Calls to ban jumps racing have reached a crescendo in Australia after deaths of horses but for those who support hurdle and steeplechase racing they are bound to use the Hastings meeting on Saturday as a classic case of better management to ensure everyone's safety is taken into account.

Early leader Nells Belle had ditched jockey Shaun Fannin off her back to cross the line in race seven here on Saturday.

The interaction and stimulation the animals require aside, Temperton said it cost owners a handsome sum of money to feed the mounts daily, keep them warm indoors in their boxes in between hanging out in the grassy paddocks with their mates all day.

"You know it costs $27 a day to feed a racehorse. That would feed a few children, wouldn't it?

"Some families don't have that much to feed their children so if you look at it that way they are looked after very well."

At 3pm each day, she said, the animals would knock on the doors to be fed, before they were ushered back into their boxes "for a great life".

"They get all the vet [cover] to ensure they are healthy so these horses are looked after unbelievably well."

A beaming Temperton agreed they couldn't have asked for a better billboard than a victorious Just Ishi, who was born a runt but had to be patiently nurtured to the champion racehorse he was today.

"It took surgery to have him fixed and time in our lovely paddocks at our home to become older and stronger.
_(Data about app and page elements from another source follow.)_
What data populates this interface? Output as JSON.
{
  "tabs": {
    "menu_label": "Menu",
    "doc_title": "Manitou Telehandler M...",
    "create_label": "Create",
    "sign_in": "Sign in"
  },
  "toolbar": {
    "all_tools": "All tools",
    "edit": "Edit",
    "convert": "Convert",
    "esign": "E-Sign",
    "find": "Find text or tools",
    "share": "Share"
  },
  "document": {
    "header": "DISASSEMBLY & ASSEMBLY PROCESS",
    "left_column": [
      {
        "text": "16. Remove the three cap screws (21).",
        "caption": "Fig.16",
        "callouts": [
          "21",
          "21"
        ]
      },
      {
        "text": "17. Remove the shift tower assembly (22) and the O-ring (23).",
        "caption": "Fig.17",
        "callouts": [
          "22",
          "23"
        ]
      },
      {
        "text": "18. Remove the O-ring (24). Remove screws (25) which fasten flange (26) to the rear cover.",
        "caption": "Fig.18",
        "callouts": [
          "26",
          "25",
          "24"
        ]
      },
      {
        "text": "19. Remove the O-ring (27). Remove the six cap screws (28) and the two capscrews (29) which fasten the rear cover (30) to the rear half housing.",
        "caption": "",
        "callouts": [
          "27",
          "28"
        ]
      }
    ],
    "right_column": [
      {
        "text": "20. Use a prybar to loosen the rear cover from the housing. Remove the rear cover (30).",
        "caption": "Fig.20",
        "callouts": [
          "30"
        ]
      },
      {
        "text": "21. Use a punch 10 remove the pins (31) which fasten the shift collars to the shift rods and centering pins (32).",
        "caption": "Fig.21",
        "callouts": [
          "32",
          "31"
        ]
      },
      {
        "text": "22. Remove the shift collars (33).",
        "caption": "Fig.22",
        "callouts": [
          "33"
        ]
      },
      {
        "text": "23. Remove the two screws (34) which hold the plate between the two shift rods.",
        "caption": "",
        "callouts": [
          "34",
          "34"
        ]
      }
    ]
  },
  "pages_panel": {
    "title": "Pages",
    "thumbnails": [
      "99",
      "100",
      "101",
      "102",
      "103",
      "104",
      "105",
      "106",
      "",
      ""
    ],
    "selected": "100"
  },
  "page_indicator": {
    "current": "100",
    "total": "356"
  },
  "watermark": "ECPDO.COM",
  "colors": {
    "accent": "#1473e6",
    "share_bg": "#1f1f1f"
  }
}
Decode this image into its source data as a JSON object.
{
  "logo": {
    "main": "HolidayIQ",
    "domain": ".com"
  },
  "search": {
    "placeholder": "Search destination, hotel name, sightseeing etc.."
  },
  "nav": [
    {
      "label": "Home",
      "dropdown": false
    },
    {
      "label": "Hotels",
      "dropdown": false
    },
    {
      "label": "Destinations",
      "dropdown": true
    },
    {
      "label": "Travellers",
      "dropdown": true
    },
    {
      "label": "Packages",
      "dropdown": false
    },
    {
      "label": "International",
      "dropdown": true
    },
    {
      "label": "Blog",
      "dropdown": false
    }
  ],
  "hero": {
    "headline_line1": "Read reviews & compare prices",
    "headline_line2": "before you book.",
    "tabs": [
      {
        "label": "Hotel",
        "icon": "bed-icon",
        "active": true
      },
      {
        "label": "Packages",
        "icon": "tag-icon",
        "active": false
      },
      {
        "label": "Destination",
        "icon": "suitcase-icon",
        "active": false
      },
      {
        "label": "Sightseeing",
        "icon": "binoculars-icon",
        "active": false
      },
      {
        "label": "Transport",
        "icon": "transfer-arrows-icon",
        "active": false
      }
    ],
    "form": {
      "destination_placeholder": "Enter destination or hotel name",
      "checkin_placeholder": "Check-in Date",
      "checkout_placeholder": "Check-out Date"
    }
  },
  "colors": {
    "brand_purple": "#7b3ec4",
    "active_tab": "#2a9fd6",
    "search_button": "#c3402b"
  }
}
They really do have a royal life so they are really well looked after."